Walter Wink, pioneer in psychological approaches to the Bible and one of the founding members of the Psychology and Biblical Studies Consultation in 1991 passed away at his home in Sandisfield, MA on May 10, 2012. He had been diagnosed with Lewy Body dementia and unable to participate in the SBL in recent years.

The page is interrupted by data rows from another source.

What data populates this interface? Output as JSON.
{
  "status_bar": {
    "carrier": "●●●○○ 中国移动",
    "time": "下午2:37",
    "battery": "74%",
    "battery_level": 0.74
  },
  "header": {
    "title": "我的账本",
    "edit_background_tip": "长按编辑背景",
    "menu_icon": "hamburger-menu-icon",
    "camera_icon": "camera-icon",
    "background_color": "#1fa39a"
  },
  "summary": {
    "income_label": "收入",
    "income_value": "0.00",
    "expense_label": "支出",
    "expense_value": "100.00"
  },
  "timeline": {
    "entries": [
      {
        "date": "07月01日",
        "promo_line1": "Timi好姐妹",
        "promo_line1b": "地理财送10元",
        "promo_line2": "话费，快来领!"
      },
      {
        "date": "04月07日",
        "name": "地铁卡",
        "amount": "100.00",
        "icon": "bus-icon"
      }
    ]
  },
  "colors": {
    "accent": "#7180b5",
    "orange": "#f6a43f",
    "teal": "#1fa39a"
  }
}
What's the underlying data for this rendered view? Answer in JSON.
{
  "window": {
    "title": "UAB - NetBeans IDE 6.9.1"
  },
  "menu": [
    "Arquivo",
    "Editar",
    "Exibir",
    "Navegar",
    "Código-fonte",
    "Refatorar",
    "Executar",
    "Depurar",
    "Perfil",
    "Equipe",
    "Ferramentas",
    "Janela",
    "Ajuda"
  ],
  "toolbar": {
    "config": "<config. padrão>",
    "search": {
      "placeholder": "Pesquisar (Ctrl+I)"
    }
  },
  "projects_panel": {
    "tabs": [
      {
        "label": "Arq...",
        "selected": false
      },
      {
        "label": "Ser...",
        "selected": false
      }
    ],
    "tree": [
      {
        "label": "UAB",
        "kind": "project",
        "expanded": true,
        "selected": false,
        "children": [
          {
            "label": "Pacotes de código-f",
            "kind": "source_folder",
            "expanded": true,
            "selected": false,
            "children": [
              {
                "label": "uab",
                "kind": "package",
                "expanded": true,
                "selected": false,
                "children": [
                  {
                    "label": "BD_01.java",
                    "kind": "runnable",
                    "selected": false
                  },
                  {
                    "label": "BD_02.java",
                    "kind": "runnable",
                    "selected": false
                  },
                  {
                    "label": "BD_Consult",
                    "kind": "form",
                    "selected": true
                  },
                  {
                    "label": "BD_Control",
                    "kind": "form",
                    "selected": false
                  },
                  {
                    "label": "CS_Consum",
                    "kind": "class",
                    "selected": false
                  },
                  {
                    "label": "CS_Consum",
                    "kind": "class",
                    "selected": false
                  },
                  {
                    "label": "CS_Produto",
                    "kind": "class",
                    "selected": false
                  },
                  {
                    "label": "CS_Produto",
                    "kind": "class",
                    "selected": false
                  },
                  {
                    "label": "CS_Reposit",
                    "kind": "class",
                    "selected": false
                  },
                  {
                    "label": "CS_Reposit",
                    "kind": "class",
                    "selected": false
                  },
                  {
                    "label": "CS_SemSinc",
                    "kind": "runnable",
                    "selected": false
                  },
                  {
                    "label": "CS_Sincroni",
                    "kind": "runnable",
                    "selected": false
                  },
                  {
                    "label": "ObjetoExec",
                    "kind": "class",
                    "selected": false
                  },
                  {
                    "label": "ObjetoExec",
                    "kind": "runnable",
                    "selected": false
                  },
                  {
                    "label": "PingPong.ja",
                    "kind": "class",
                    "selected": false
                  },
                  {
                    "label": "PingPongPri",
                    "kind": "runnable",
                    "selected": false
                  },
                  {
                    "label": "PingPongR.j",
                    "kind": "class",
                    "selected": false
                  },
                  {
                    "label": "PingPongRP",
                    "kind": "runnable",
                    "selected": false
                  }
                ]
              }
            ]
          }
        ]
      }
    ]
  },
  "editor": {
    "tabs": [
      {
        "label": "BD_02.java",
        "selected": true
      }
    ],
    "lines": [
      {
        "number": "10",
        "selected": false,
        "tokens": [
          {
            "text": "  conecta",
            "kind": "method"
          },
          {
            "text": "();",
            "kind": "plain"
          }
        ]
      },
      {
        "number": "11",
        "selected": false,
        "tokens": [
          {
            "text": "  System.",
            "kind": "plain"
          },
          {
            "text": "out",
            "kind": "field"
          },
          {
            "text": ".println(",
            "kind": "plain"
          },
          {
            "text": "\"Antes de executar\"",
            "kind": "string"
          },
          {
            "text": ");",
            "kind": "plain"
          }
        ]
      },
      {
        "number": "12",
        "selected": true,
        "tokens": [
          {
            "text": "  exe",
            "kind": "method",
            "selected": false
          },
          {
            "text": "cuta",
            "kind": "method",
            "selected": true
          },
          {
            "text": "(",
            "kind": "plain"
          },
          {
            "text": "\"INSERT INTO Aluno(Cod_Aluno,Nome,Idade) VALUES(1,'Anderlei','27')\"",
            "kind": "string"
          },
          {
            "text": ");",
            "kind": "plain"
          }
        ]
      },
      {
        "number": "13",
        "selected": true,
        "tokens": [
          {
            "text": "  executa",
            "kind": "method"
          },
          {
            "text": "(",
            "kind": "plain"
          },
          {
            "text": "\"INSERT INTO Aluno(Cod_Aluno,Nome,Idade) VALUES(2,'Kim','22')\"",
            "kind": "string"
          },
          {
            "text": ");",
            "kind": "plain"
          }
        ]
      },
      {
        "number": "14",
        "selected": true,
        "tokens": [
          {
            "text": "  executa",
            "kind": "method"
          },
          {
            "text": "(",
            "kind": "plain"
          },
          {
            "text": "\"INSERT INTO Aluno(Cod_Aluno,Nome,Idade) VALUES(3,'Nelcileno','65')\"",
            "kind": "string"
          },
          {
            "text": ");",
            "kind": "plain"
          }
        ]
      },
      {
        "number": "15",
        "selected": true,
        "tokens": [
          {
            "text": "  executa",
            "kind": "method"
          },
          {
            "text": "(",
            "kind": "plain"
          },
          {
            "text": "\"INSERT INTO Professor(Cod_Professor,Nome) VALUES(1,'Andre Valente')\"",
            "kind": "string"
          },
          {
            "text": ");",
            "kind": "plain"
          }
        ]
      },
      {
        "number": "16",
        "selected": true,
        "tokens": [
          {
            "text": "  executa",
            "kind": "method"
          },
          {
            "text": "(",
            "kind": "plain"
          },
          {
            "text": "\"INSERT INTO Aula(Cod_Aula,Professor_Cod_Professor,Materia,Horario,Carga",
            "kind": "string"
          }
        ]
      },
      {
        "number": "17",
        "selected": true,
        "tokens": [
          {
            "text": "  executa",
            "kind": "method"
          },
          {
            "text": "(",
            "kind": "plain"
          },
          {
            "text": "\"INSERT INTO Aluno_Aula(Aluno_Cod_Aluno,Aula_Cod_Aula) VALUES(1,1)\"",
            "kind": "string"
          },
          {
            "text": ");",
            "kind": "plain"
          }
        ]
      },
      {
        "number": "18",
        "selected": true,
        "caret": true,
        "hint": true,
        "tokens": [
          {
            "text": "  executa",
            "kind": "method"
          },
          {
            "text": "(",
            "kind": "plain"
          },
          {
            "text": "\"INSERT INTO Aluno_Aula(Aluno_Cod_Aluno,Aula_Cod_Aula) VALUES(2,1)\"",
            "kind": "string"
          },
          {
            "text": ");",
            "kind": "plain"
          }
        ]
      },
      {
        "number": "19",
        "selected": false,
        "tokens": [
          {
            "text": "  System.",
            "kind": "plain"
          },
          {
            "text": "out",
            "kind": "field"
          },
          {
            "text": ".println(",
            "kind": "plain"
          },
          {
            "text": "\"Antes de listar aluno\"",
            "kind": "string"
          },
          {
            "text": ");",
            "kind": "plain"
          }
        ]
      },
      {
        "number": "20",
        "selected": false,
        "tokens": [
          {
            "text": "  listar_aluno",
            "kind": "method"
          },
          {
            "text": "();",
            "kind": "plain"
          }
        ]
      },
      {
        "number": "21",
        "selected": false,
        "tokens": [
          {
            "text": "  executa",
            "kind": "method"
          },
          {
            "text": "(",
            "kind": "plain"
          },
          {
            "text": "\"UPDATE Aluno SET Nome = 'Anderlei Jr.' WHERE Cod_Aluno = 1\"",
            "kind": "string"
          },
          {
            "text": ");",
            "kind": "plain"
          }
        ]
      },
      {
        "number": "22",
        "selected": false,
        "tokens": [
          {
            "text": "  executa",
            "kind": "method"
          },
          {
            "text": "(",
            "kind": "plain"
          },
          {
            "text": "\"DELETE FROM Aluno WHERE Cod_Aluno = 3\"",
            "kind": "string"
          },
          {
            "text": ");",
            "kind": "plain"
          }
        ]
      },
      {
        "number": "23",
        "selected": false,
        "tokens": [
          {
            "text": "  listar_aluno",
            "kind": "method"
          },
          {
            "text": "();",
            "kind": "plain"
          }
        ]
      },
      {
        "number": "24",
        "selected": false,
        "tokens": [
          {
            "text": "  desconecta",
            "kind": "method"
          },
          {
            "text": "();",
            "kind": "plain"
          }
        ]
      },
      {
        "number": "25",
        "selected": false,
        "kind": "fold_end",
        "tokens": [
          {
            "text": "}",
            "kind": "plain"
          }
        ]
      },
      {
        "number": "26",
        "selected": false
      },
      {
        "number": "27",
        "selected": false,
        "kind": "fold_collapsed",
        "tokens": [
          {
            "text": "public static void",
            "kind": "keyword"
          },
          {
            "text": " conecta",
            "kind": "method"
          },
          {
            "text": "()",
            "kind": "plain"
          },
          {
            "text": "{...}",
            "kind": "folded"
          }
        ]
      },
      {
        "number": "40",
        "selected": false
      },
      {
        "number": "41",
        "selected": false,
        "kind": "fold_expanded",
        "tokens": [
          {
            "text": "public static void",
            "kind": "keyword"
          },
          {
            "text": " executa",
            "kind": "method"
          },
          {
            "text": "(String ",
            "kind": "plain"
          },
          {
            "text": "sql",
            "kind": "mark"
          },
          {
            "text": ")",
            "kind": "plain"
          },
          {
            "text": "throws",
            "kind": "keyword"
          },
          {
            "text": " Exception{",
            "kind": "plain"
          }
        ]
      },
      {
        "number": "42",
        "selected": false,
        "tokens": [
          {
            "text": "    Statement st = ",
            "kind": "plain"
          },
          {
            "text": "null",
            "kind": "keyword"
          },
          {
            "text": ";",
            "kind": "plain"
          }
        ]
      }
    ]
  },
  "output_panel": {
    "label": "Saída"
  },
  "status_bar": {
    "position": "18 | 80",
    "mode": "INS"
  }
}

Walter was Emeritus Professor of Biblical Interpretation at Auburn Theological Seminary in New York. He was profoundly influenced by seminars on the “Records of the Life of Jesus” led by the Guild for Psychological Studies, which sought to bring together critical reflection on biblical texts and insights from Jungian Psychology. His call for a “new paradigm” in his book The Bible in Human Transformation (Fortress, 1973) opened the way for a more psychologically-informed approach. His trilogy on the language of power in the New Testament, which included Naming the Powers (1984), Unmasking the Powers (1986), and Engaging the Powers (1996, all published by Fortress Press) demonstrated the value of a psychological perspective. Transforming Bible Study (Abingdon, 1990) explained more deeply why engaging both sides of the brain was important for transformational reading, and was an effort to make the Guild process more accessible to a general audience. Continue reading